::: Supplied material

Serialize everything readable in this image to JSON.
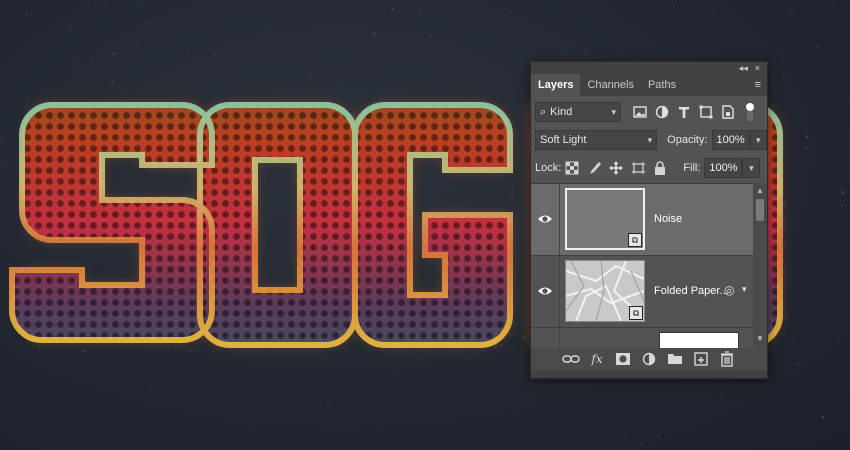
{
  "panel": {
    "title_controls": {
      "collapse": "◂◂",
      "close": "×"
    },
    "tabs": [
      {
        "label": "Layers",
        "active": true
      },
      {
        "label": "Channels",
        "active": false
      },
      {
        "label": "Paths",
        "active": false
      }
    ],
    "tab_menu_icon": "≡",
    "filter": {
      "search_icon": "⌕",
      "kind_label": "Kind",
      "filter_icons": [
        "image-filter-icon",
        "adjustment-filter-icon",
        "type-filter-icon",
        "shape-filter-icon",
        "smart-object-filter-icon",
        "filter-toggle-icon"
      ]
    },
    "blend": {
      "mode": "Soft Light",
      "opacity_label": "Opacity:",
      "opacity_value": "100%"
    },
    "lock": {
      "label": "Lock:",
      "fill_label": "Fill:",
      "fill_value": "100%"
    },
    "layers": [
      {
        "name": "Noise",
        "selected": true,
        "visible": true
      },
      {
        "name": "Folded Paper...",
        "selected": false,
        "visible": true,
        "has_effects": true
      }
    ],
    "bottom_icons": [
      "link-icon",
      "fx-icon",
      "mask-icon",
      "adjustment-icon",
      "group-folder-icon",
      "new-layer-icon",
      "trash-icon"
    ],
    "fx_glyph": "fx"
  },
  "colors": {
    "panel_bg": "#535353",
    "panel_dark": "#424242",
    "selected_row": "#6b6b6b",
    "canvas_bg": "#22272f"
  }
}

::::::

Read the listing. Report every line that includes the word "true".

        "active": true
        "selected": true,
        "visible": true
        "visible": true,
        "has_effects": true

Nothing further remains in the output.